This application for the acquisition of High Performance Computing (HPC) instrumentation is submitted by a Consortium of Investigators (COI) whose NIH-supported research is either entirely dependent on access to, or would benefit greatly from, the availability of such instrumentation. The COI represents a diverse spectrum of users from experienced major users of computation (e.g., Weinstein, Mehler, Shi, Andersen), to members whose research is turning towards computation driven by the underlying science (e.g., Boudker, Wu, Eliezer) and with the guidance of the experienced colleagues and an expert administrative and infrastructure management team headed by the PI. The group represents diversity in academic rank (5 Full Professors, 4 Assistant Professors), as well as gender (6 men, 3 women). Most importantly, the scope, breadth and depth of the science represented by the research of this COI are remarkable. Ranging from molecular biophysics (Andersen, Mehler, Shi, Weinstein) and structural biology (Blanchard, Boudker, Wu) to cell biochemistry (Eliezer), and integrated systems physiology (Clancy), the research addresses disease mechanisms in cancer (Blanchard, Wu), neurodegeneration (Eliezer), drug abuse (Weinstein), and infectious diseases (Wu);it is therefore being supported by several NIH Institutes (NIGMS, NIDA, HBLI, NINDS, NIAID, NIA). The application describes in detail how the requested computational resource, if awarded, will enable significant progress on the important research projects supported by the mentioned NIH institutes in the labs of the COI members. The proposed HPC compute cluster comprises a total of nearly 600 cores dedicated to HPC job processing, and has been tailored to the specific needs of the COI. Visualization and interactive graphics based analysis are major components of the work of this COI and are complemented by the advanced immersive visualization environment (CAVE) that will be integrated with the requested HPC cluster to enable the COI's many projects requiring interactive visualization. Taking advantage of the established human and infrastructure resources made available by the Institute for Computational Biomedicine (ICB) in which the cluster will be housed in a ready, dedicated high-density HPC data center located on the Weill Cornell campus, the cluster will be maintained for the COI by the staff of professionals in the Technology Management Team (TMT) headed by the PI. This professional team is fully supported by the ICB and is dedicated to the efficient maintenance of scientific computing resources and infrastructure in a well organized manner, adhering to the highest professional standards, as detailed in the application. The resource will be supervised by a Management and Advisory Committee (MAC) composed of cluster users, as well as an outside member with computational experience. Integrated with the infrastructure already available to maintain, manage and enhance it with related resources, the availability of the requested equipment will create a scientific and academic synergy within a diverse but highly collaborative group of outstanding investigators.

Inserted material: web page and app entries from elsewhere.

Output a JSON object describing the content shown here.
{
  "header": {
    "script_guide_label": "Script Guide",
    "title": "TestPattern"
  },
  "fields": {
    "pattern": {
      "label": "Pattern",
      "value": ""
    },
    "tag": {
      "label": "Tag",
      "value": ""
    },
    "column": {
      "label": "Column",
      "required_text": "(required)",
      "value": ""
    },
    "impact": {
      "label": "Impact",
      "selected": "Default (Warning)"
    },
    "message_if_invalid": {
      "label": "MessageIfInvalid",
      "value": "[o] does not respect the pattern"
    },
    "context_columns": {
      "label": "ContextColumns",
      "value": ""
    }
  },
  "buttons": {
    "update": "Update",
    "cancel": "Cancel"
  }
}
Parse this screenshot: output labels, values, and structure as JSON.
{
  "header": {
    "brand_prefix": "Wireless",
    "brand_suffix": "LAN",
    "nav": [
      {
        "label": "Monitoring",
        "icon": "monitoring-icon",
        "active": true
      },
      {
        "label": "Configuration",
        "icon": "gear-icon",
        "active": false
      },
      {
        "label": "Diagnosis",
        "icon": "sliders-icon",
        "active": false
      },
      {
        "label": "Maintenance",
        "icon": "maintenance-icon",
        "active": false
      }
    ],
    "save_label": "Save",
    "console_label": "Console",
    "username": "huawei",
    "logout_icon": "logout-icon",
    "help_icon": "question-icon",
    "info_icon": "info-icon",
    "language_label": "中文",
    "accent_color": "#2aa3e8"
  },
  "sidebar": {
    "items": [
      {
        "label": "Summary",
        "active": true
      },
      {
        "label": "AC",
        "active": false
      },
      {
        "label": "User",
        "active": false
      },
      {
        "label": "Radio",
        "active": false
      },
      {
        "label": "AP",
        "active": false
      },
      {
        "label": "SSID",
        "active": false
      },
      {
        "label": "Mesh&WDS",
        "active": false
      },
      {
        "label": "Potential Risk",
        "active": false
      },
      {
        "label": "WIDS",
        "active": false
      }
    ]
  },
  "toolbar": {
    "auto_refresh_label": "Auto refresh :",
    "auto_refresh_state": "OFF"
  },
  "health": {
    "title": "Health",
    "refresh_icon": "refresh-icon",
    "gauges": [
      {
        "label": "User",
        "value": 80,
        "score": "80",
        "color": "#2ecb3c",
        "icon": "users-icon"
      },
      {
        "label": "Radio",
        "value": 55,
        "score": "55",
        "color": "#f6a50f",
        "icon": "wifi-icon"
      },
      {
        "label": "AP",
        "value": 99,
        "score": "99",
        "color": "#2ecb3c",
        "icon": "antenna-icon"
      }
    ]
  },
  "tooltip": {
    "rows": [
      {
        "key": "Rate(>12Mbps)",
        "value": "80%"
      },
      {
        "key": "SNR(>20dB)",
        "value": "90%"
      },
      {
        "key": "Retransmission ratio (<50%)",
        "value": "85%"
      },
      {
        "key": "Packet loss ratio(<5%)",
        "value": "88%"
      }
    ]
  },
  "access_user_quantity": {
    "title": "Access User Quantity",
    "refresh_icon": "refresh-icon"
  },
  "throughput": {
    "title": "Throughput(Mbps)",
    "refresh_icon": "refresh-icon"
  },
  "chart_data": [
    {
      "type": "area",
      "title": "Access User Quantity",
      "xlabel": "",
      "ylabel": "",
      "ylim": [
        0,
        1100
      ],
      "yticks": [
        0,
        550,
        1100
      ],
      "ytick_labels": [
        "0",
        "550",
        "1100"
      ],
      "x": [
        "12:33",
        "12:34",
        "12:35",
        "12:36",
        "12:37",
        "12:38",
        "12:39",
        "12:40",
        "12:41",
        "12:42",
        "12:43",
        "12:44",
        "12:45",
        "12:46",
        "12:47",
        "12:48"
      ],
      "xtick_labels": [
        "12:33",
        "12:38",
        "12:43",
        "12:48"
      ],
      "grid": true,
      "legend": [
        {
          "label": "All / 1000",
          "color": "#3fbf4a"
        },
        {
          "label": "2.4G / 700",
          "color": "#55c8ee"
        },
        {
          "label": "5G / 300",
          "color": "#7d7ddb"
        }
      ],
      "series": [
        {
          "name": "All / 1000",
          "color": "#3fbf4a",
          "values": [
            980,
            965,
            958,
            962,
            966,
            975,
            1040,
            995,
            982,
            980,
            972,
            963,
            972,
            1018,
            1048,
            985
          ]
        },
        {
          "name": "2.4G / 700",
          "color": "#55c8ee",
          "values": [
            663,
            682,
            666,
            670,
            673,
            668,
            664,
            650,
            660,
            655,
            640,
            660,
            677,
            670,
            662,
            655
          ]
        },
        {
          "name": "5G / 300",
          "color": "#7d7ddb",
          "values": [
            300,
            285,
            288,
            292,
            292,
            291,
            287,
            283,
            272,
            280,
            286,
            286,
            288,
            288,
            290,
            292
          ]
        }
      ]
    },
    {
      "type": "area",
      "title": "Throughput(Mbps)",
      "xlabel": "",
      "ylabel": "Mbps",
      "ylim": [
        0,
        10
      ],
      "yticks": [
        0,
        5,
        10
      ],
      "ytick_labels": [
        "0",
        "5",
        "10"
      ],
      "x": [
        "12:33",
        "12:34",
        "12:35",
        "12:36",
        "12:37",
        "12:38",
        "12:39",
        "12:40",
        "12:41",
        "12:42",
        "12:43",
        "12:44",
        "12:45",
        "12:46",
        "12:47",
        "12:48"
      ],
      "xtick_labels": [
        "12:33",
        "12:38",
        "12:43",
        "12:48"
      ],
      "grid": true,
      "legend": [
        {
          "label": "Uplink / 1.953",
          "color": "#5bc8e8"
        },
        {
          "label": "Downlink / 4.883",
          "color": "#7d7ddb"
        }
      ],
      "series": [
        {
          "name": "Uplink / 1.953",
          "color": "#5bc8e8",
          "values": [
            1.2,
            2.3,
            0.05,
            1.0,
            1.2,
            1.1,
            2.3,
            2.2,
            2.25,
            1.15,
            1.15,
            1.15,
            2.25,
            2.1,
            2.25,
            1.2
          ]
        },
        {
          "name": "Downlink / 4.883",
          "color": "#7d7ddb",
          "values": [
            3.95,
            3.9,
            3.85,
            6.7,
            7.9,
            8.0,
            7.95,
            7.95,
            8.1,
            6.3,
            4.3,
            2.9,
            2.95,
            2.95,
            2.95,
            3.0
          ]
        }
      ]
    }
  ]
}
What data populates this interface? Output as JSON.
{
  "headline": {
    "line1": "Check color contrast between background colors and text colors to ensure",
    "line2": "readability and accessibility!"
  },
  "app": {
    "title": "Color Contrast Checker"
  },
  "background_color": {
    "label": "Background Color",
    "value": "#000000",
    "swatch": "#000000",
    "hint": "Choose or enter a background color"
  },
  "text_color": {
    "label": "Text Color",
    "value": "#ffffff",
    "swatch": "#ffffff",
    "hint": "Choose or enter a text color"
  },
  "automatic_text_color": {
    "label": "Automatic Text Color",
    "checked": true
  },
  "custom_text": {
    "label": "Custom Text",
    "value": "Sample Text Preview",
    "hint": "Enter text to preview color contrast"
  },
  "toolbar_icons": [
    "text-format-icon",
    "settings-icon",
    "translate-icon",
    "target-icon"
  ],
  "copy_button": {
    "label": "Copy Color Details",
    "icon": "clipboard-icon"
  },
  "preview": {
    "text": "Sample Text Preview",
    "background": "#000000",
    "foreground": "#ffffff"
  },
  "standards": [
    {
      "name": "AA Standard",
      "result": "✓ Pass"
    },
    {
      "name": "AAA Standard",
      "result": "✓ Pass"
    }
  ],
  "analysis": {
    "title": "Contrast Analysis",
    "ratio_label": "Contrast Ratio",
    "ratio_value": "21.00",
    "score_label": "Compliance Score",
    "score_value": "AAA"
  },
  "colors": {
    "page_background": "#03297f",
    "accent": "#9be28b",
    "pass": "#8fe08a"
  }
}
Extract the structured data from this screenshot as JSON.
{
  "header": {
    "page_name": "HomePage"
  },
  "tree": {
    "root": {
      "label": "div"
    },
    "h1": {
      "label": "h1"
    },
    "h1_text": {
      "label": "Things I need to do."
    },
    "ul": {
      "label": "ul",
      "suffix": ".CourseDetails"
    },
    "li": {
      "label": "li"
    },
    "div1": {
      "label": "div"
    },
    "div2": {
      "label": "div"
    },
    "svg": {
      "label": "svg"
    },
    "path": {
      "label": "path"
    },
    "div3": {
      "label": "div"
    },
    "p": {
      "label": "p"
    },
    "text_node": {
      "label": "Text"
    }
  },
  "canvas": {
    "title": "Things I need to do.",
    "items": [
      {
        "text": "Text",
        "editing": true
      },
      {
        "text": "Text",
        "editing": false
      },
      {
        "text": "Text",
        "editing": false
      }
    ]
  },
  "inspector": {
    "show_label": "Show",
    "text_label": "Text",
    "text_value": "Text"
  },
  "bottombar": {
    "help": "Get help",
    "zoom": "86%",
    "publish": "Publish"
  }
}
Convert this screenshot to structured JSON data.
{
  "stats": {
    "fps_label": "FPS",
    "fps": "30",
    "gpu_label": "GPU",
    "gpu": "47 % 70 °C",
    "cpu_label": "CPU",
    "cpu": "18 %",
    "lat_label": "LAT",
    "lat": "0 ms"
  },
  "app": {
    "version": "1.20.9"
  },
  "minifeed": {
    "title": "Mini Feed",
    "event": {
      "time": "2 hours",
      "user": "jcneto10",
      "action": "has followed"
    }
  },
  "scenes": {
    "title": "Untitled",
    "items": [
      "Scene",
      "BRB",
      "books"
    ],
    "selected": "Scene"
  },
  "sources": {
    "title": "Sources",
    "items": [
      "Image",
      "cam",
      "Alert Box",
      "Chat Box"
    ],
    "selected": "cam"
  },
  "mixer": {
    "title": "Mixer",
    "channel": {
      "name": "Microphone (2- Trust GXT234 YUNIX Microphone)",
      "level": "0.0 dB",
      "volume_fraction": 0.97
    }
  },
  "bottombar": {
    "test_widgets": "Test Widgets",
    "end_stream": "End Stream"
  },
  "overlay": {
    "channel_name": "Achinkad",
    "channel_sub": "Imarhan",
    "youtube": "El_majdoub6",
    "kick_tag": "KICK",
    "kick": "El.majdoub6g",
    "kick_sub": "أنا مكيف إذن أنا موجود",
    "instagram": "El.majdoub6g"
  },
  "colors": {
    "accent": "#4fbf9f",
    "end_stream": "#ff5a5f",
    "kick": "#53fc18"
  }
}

The high performance computer requested in this application will serve a group of experienced researchers supported by the NIH to make faster progress and deeper discoveries and innovation in their research on the mechanisms of various diseases including cancer, Alzheimer's, Parkinson's, drug abuse and infectious diseases. Their work depends on computers to learn the structure of molecular components of cells and viruses, and to describe mechanisms of heart function and cardiac arrhythmias. The advanced computer will make their work more productive and should lead to fast leads for therapies and prevention.
|Stolzenberg, Sebastian; Khelashvili, George; Weinstein, Harel (2012) Structural intermediates in a model of the substrate translocation path of the bacterial glutamate transporter homologue GltPh. J Phys Chem B 116:5372-83|